  • Operations in emergencies 

Service providers must ensure that everyone understands the instructions and can act correctly, either as drivers or passengers. If the instructions are given in a language the customers do not understand, special attention should be paid to the fact that the customer knows how to act correctly in the service and especially in exceptional and emergency situations. Sufficient time should be used, and it is advisable to use e.g. pictorial signs or interpreters to help the customers to understand.

The driver training must be provided in a location in which all customers can see and hear, and the instructor must ensure that all customers focus on listening. It is advisable to arrange the training away from the dogs to keep customer focus in the instructions. If required, additional instructions must also be provided on tour. 

Service providers must describe the content and provision of customer training in the safety document.

Number of guides and their skills
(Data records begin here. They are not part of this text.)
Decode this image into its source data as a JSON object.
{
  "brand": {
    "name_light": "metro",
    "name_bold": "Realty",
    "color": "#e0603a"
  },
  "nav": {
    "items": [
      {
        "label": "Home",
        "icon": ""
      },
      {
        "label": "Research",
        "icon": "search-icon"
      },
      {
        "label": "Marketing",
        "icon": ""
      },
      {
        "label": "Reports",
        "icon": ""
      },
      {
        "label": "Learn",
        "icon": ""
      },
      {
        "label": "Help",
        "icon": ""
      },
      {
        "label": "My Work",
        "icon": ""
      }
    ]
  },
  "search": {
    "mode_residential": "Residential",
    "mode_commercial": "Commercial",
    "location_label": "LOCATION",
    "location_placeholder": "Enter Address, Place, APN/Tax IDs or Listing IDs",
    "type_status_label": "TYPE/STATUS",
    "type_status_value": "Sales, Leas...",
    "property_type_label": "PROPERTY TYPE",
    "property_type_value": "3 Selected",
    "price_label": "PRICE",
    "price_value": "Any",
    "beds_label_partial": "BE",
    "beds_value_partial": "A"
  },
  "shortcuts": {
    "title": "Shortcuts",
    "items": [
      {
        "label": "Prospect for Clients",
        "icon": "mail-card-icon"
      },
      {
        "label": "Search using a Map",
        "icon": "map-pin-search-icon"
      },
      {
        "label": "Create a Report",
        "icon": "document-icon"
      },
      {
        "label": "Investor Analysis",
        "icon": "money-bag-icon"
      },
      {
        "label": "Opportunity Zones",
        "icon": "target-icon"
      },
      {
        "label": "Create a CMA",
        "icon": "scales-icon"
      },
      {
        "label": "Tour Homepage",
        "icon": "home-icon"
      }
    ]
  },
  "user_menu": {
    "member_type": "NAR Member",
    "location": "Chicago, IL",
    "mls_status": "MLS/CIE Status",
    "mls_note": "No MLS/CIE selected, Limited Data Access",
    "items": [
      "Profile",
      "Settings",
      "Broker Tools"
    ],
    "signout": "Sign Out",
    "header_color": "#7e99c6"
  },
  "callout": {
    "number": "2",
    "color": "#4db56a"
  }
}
In the safety document, the service provider must describe the number of guides used in the service and the experience and skills required of the guides. In addition, a record must be kept of additional and continuing training for guides.
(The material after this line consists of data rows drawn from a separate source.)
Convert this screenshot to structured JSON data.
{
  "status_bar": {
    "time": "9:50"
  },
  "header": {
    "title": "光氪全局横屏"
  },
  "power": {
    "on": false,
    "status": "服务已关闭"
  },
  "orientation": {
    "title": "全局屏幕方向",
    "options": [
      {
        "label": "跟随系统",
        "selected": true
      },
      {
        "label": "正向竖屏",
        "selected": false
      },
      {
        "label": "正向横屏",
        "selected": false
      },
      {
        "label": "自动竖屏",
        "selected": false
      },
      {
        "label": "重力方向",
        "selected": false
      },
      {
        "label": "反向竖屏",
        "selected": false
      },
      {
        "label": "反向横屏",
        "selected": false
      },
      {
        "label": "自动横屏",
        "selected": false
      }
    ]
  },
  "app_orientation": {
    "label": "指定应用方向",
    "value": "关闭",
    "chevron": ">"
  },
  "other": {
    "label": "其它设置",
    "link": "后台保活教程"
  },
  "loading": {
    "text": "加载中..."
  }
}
An understanding of safety in consumer services including a solution-centred handling of situations, an understanding of hazards, their related risks, and how to effectively minimize or eliminate them, should be a basic skill of guides working in dog sled services. Guides must also be skilled in customer service and dog welfare. For example, degrees in nature, tourism or animal care offer good basic skills. Guides must also complete the first aid training and other trainings required by the scope and type of services. 

Each dog sled service must include a sufficient number of guides to safely manage the number of dog sleds, the routes used and the special characteristics of the customer group (e.g. linguistic skills, the number of children). All guides must be at least 18 years of age. In addition to guides who drive the dog sleds with customers, personnel are required at the starting point and also in crossings. If only one guide rides with customers, it must be ensured that the customers know what to do if the guide is not able to operate (e.g. due to an accident).

A good policy is that service providers systematically maintain records of which guides have trained and instructed which group. 

Areas requiring special attention

Moving around in nature reserves and in areas managed by Metsähallitus is always subject to the permission of Metsähallitus. If the routes travel through such areas, the local office of Metsähallitus must be contacted to obtain prior access permission. 

In reindeer husbandry areas, dog sleds must stay on pre-defined and agreed routes. Service providers must provide prior notification to local reindeer owners about the routes they intend to use. The dogs must be kept far enough away from the reindeer not to cause disturbance.

When crossing the national border, service providers should contact the local supervisory veterinarian beforehand for up-to-date instructions for crossing the border with dogs.

Accident records

Service providers must maintain records of near-miss incidents and accidents that have occurred during the provision of services (customer safety act, section 5). Providers of dog sled services can maintain accident records in the manner they deem best. The information collected must be used to improve service safety (e.g. by planning measures to prevent similar or repeated near-miss incidents in certain locations). For service providers to obtain comprehensive information about hazards that have occurred in their services and they should collect feedback on safety from customers afterwards. More information and an Excel form, which can be used as a template for accident records, are available on the Tukes website.

Reporting serious accidents to Tukes

Service providers must report all serious near-miss incidents and accidents that have occurred during the provision of services to Tukes (customer safety act, section 8). You can use the form available on the Tukes website or email the Tukes registry office ([email protected]).

Further information

Contact information of Tukes specialists by service type is available on the Tukes website.